During the Tuesday court hearing, prosecutors and Hogue agreed that the post should be removed from consideration in the case.
District Attorney Greg Winters read the post during McDaniel’s April 3 hearing “with a good faith belief” that it was authored by McDaniel, according to a state motion filed Tuesday.
Malcor said during Tuesday’s hearing that the district attorney’s office received “preliminary information” April 16 that caused prosecutors to “question the authorship of the post.”
The next day, prosecutors told McDaniel’s attorneys that they were concerned about the validity of the post and told them they would receive a copy of the FBI’s report after it was received by prosecutors, she said.
Malcor said the district attorney’s office expects to receive the report Wednesday.
Prosecutors also filed a motion Tuesday morning to quash a subpoena requesting the testimony of prosecutor Garrison A. Wood in the case.
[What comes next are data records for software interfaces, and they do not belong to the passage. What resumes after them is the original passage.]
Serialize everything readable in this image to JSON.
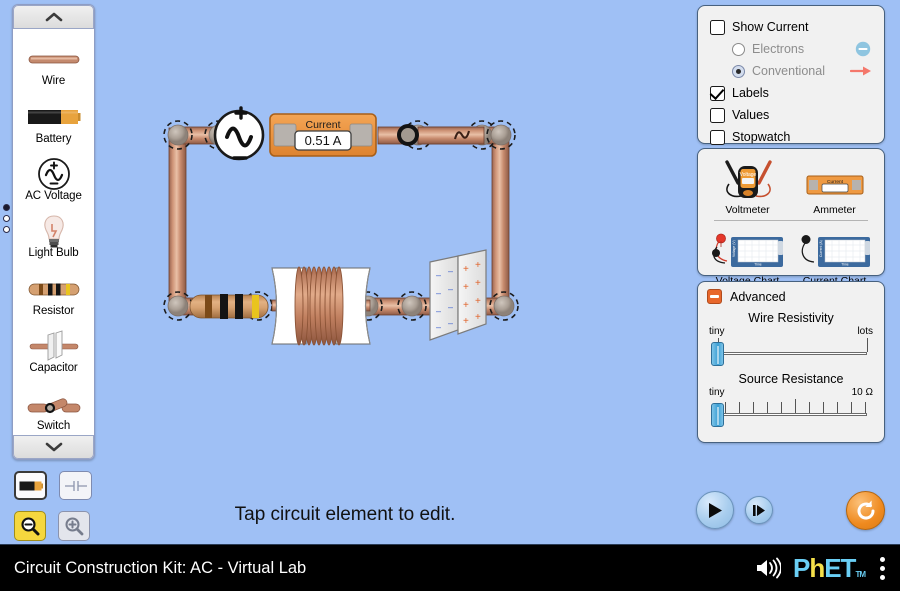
{
  "sim": {
    "title": "Circuit Construction Kit: AC - Virtual Lab",
    "hint": "Tap circuit element to edit.",
    "background_color": "#9fc0f5",
    "logo_text_p": "P",
    "logo_text_h": "h",
    "logo_text_et": "ET",
    "logo_tm": "TM"
  },
  "carousel": {
    "up_arrow": "chevron-up-icon",
    "down_arrow": "chevron-down-icon",
    "items": [
      {
        "label": "Wire",
        "icon": "wire-icon"
      },
      {
        "label": "Battery",
        "icon": "battery-icon"
      },
      {
        "label": "AC Voltage",
        "icon": "ac-voltage-icon"
      },
      {
        "label": "Light Bulb",
        "icon": "light-bulb-icon"
      },
      {
        "label": "Resistor",
        "icon": "resistor-icon"
      },
      {
        "label": "Capacitor",
        "icon": "capacitor-icon"
      },
      {
        "label": "Switch",
        "icon": "switch-icon"
      }
    ],
    "page_dots": [
      true,
      false,
      false
    ]
  },
  "view_controls": {
    "lifelike_icon": "battery-lifelike-icon",
    "lifelike_selected": true,
    "schematic_icon": "capacitor-schematic-icon",
    "schematic_selected": false,
    "zoom_out_icon": "magnifier-minus-icon",
    "zoom_out_active": true,
    "zoom_in_icon": "magnifier-plus-icon",
    "zoom_in_active": false
  },
  "display_panel": {
    "show_current": {
      "label": "Show Current",
      "checked": false
    },
    "electrons": {
      "label": "Electrons",
      "selected": false,
      "icon": "electron-minus-icon",
      "color": "#8fc5e0"
    },
    "conventional": {
      "label": "Conventional",
      "selected": true,
      "icon": "conventional-arrow-icon",
      "color": "#f4776b"
    },
    "labels": {
      "label": "Labels",
      "checked": true
    },
    "values": {
      "label": "Values",
      "checked": false
    },
    "stopwatch": {
      "label": "Stopwatch",
      "checked": false
    }
  },
  "tools_panel": {
    "voltmeter": {
      "label": "Voltmeter",
      "icon": "voltmeter-icon",
      "readout": "Voltage"
    },
    "ammeter": {
      "label": "Ammeter",
      "icon": "ammeter-icon",
      "readout": "Current"
    },
    "voltage_chart": {
      "label": "Voltage Chart",
      "icon": "voltage-chart-icon",
      "axis": "Voltage (V)",
      "xaxis": "Time"
    },
    "current_chart": {
      "label": "Current Chart",
      "icon": "current-chart-icon",
      "axis": "Current (A)",
      "xaxis": "Time"
    }
  },
  "advanced_panel": {
    "title": "Advanced",
    "expanded": true,
    "wire_resistivity": {
      "title": "Wire Resistivity",
      "min_label": "tiny",
      "max_label": "lots",
      "value_fraction": 0.0,
      "tick_count": 0
    },
    "source_resistance": {
      "title": "Source Resistance",
      "min_label": "tiny",
      "max_label": "10 Ω",
      "value_fraction": 0.0,
      "tick_count": 11
    }
  },
  "sim_controls": {
    "play": {
      "icon": "play-icon",
      "label": "Play"
    },
    "step": {
      "icon": "step-forward-icon",
      "label": "Step Forward"
    },
    "reset": {
      "icon": "reset-all-icon",
      "label": "Reset All"
    },
    "sound": {
      "icon": "sound-on-icon"
    },
    "menu": {
      "icon": "kebab-menu-icon"
    }
  },
  "circuit": {
    "ammeter": {
      "title": "Current",
      "value": "0.51 A"
    },
    "elements": [
      {
        "name": "ac-voltage-source",
        "type": "ac-source"
      },
      {
        "name": "ammeter-series",
        "type": "series-ammeter",
        "reading": "0.51 A"
      },
      {
        "name": "switch-closed",
        "type": "switch"
      },
      {
        "name": "resistor",
        "type": "resistor"
      },
      {
        "name": "inductor",
        "type": "inductor"
      },
      {
        "name": "capacitor",
        "type": "capacitor"
      }
    ],
    "wire_color": "#c08264",
    "highlight_color": "#1c1c1c"
  }
}
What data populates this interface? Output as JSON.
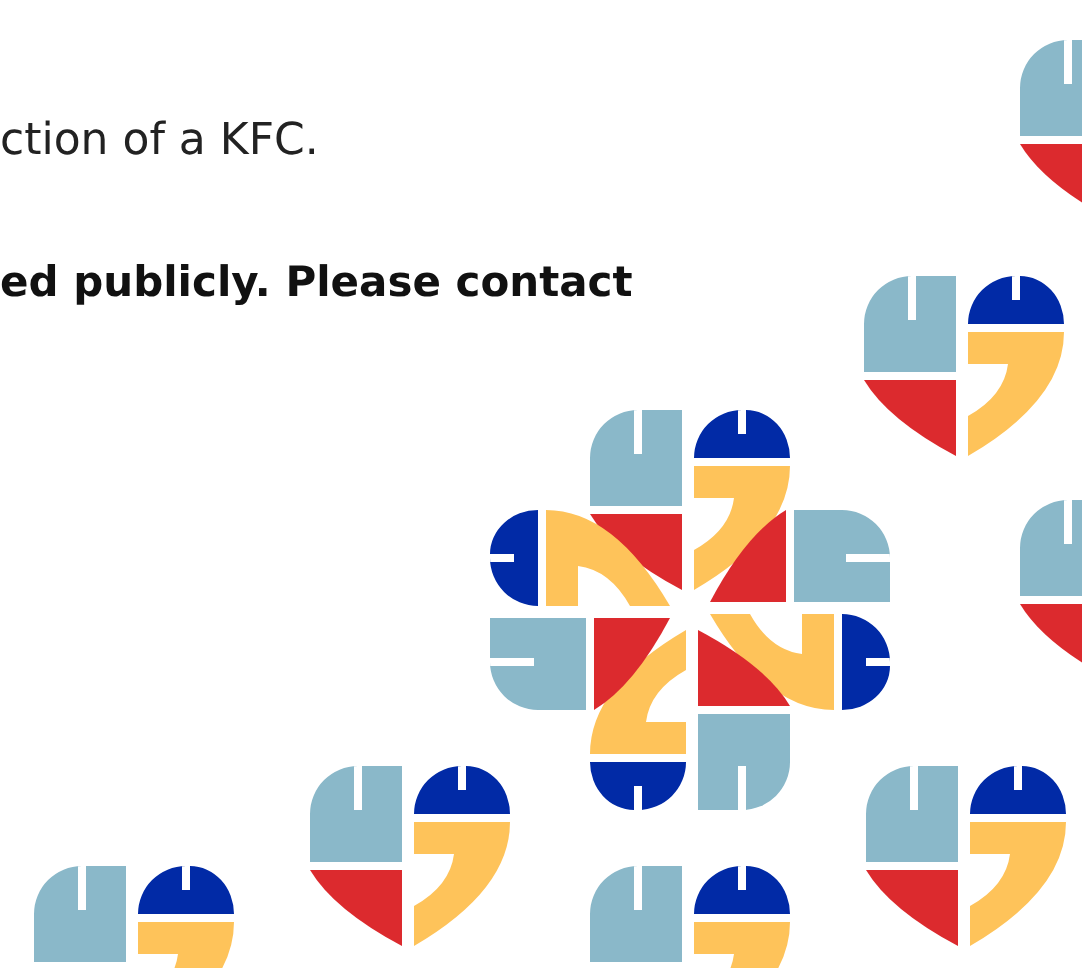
{
  "paragraphs": [
    {
      "text": "ction of a KFC.",
      "kind": "normal"
    },
    {
      "text": "ed publicly. Please contact",
      "kind": "bold"
    }
  ]
}
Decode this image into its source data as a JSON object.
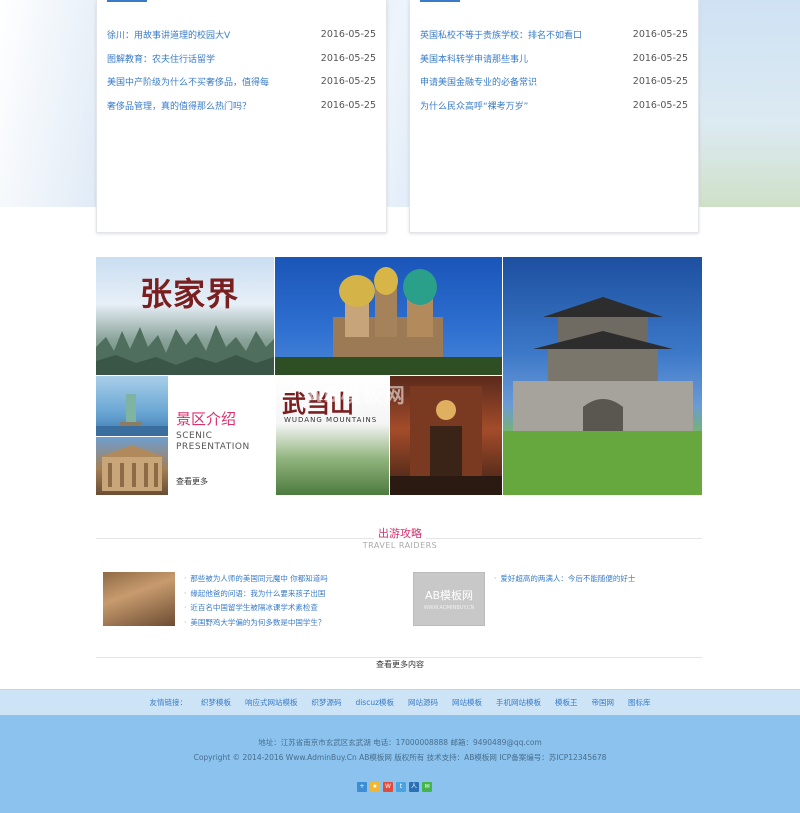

Wood “is directly assisting in the prosecution of the case.” Prosecutors argued that the subpoena is “unreasonable and oppressive in that it seeks discovery of the work product of an attorney representing” the prosecution.
During the Tuesday hearing, Hogue said he wanted Wood to testify so the defense could show the post’s authorship was in question after it had been presented as “shocking and inflammatory” evidence to oppose McDaniel’s receiving a bond.
The judge said he didn’t consider the Internet post in deciding McDaniel’s bond.
Information from Telegraph archives was used in this report. To contact writer Amy Leigh Womack, call 744-4398.